For more guides on houseplants and terrariums explore our blog and shop our range of low-maintenance ecosystems with FREE delivery on orders over £50. 



1. What is a terrarium?
A glass container that has self-contained plants in it is called a terrarium, where all components are put together to create small ecosystem which makes greenery indoors easier and minimal.

2. Who discovered terrariums?
The first person to discover terrariums was Dr. Nathaniel Bagshaw Ward, a London based amateur botanist, in the late 1820s. After he saw how fern grew on top of soil inside his jar;he ended up making the first ever Wardian Case named after him.

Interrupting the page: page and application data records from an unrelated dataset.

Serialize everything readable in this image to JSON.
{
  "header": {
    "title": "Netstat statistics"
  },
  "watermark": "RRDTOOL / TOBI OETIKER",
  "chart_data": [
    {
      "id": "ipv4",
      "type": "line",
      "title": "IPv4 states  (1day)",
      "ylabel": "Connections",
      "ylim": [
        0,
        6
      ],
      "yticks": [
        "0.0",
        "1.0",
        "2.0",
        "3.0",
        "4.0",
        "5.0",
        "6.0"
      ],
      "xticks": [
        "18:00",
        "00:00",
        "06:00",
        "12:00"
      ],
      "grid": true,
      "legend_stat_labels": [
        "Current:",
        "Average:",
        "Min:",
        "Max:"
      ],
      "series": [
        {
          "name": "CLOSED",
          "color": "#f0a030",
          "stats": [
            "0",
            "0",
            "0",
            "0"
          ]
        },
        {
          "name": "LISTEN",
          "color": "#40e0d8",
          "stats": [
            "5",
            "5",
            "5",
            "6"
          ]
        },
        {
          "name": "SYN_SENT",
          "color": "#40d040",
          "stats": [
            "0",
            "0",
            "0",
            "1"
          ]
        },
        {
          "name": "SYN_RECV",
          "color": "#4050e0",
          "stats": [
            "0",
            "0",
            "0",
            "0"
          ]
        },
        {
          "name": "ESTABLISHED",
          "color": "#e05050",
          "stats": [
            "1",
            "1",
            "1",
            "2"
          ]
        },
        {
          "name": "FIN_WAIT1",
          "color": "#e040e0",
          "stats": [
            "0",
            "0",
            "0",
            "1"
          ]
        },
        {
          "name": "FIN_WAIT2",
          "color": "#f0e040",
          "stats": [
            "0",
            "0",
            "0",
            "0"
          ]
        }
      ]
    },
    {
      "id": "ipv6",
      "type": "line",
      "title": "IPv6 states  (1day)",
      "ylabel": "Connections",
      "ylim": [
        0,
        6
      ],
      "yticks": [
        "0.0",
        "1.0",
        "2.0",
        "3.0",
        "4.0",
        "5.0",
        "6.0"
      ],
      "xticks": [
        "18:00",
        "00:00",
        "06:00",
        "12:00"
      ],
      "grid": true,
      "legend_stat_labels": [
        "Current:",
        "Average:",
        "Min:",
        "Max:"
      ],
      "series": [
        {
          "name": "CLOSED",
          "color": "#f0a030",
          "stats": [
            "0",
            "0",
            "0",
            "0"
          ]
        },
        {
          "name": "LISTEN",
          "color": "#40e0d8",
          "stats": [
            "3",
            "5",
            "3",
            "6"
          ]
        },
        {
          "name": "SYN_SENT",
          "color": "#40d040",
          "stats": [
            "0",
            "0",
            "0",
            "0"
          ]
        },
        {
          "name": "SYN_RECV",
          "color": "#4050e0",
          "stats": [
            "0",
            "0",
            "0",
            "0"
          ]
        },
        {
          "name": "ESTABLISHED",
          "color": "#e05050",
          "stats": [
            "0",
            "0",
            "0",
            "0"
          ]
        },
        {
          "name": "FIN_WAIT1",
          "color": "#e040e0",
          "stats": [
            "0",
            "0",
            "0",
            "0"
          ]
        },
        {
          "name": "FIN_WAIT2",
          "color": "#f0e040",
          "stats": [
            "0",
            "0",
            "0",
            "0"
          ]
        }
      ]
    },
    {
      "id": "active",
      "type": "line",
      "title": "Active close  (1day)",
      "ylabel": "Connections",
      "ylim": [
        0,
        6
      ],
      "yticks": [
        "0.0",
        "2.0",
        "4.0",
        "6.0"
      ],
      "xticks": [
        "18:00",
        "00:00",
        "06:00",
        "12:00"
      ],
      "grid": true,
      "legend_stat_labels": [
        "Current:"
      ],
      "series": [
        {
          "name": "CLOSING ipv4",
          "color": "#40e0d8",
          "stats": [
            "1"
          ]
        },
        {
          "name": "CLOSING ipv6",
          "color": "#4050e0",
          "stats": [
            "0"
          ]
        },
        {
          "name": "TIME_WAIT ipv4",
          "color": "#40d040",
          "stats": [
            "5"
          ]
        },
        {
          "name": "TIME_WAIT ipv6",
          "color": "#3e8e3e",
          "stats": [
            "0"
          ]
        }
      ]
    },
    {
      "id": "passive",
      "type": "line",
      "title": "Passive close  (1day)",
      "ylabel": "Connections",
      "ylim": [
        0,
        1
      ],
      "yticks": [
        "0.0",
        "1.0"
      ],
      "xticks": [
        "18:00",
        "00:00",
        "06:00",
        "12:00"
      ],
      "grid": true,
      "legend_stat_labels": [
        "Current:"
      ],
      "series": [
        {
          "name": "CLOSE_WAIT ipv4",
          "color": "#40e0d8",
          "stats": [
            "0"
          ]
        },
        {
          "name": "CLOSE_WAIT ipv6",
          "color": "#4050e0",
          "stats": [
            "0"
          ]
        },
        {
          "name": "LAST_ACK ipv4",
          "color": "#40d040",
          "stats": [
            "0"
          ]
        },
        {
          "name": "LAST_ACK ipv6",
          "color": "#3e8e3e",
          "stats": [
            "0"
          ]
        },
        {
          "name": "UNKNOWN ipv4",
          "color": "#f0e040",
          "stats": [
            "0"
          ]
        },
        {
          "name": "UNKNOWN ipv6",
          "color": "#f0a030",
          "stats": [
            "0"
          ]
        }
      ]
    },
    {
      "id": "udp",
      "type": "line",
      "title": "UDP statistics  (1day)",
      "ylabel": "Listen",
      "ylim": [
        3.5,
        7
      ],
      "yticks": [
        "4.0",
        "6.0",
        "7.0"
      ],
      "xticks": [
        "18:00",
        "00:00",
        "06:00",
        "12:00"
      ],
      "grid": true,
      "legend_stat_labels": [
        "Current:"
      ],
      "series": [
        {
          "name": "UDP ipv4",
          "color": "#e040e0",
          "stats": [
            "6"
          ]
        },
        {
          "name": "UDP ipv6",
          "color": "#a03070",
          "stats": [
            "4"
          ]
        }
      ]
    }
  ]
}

3. What is a Wardian Case?
A Wardian Case is an early type of terrarium invented by Dr. Ward. This elegant glass enclosure was designed to protect plants during long sea voyages, making it possible to transport exotic species across the globe.

4. Why were Wardian Cases important in the Victorian era?
During the Victorian era, Wardian Cases became symbols of sophistication. They allowed people to cultivate exotic plants indoors, even amidst the polluted air of industrial cities. These cases also played a crucial role in global plant transportation, fueling the Victorian passion for indoor gardening.

5. How did terrariums help with plant transportation?
Wardian Cases provided a controlled environment that kept plants healthy during long journeys. This innovation allowed explorers and botanists to transport live plants across oceans and continents, greatly expanding the variety of plants available in Europe.

6. Why did terrariums become popular again in modern times?
Terrariums made a comeback in the 1970s and have gained popularity again due to their aesthetic appeal, ease of maintenance, and the growing trend of bringing nature into urban living spaces. They also offer therapeutic benefits, helping to reduce stress and anxiety.

7. What are the benefits of having a terrarium?
Terrariums are low-maintenance, visually pleasing, and perfect for small spaces. They provide therapeutic benefits by reducing stress and promoting mindfulness, allowing you to enjoy a touch of nature indoors.

8. How do you care for a terrarium?
Terrariums require minimal care. They need indirect sunlight, occasional watering, and some pruning to keep the plants healthy. The enclosed environment helps maintain humidity, reducing the need for frequent attention.